Control of these blighted sites is the key, and it's called a “bank” for a reason — to build assets and prepare for when they are needed. The Land Bank will work with local municipalities, private developers and economic development agencies to make these areas attractive again.

The possibilities are seemingly endless. These properties can ultimately be used as side yards, for new housing or for public uses, like parks, community facilities or stormwater control. Properly clustered properties hold great potential for new commercial development.

Our Land Bank will not have the power of eminent domain, so it cannot simply take property. Also, the Land Bank cannot extinguish local taxes or municipal liens without the approval of the local taxing authorities.

Properties held by the Land Bank will be exempt from all property taxes until they are sold, but in order to have this tax exemption the local municipality and school district must approve of it. Once sold from the Land Bank, the properties will return to the tax rolls. Proceeds from the sales will fund the acquisition of other blighted properties.

It is very important to note that right now no taxes are being paid on the properties targeted by the Land Bank, so this will have no impact on municipal or school budgets. Also, the goal of the Land Bank is not to simply acquire every property. For this concept to work there must be purposeful planning. The acquisitions will be targeted consistent with a community redevelopment plan.

We are now finalizing a county ordinance that will create the Land Bank and set forth its governance. The goals are long term. The Land Bank is not designed to “flip” properties like one of those reality TV shows. Certain properties in certain areas may take longer than others, and, of course, success will be predicated in some way on market conditions, available financing and the overall economic climate.

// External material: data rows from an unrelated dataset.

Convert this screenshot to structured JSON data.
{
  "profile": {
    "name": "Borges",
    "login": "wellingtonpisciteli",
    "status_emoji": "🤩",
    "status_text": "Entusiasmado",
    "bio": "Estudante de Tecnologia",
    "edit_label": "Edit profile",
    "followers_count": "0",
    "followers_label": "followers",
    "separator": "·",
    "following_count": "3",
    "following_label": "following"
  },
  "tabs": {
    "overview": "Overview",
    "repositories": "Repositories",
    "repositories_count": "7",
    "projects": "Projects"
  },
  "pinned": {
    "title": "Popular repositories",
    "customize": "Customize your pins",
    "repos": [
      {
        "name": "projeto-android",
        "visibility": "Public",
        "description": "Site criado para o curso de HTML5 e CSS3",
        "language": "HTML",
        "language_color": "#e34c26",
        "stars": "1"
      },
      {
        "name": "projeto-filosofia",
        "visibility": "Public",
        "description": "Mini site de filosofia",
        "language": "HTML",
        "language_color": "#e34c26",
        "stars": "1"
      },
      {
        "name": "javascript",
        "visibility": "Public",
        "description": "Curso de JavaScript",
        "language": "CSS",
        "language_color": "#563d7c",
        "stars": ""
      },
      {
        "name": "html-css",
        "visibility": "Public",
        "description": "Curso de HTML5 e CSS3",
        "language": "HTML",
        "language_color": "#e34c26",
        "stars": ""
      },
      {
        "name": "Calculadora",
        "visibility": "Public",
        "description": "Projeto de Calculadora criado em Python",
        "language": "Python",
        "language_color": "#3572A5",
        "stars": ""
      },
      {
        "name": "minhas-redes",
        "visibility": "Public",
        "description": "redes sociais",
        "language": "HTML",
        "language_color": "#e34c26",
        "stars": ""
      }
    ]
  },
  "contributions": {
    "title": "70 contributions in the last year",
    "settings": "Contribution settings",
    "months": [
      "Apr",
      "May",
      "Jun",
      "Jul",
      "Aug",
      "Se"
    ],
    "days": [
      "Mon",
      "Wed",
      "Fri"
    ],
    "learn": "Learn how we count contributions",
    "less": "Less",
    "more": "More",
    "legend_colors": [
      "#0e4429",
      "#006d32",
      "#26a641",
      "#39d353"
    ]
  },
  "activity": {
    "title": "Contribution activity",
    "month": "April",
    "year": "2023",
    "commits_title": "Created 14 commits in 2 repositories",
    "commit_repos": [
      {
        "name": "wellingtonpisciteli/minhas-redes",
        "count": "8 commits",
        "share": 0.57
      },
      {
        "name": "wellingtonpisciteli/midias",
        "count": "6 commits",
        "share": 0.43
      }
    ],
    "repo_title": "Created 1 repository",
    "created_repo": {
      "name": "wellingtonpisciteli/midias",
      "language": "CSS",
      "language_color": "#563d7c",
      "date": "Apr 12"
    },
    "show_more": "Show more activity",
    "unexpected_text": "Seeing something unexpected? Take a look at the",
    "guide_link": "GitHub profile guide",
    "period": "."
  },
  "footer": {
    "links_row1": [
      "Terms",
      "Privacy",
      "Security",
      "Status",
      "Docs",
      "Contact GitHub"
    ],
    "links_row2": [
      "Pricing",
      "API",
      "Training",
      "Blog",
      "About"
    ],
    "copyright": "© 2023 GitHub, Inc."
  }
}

So the next time you drive past that building in your area that has been crumbling for years — whether it's an abandoned hospital on Route 30, the former neighborhood grocery, or the home in which your childhood friend once lived — imagine the potential. Our Land Bank holds the key to unlocking those possibilities.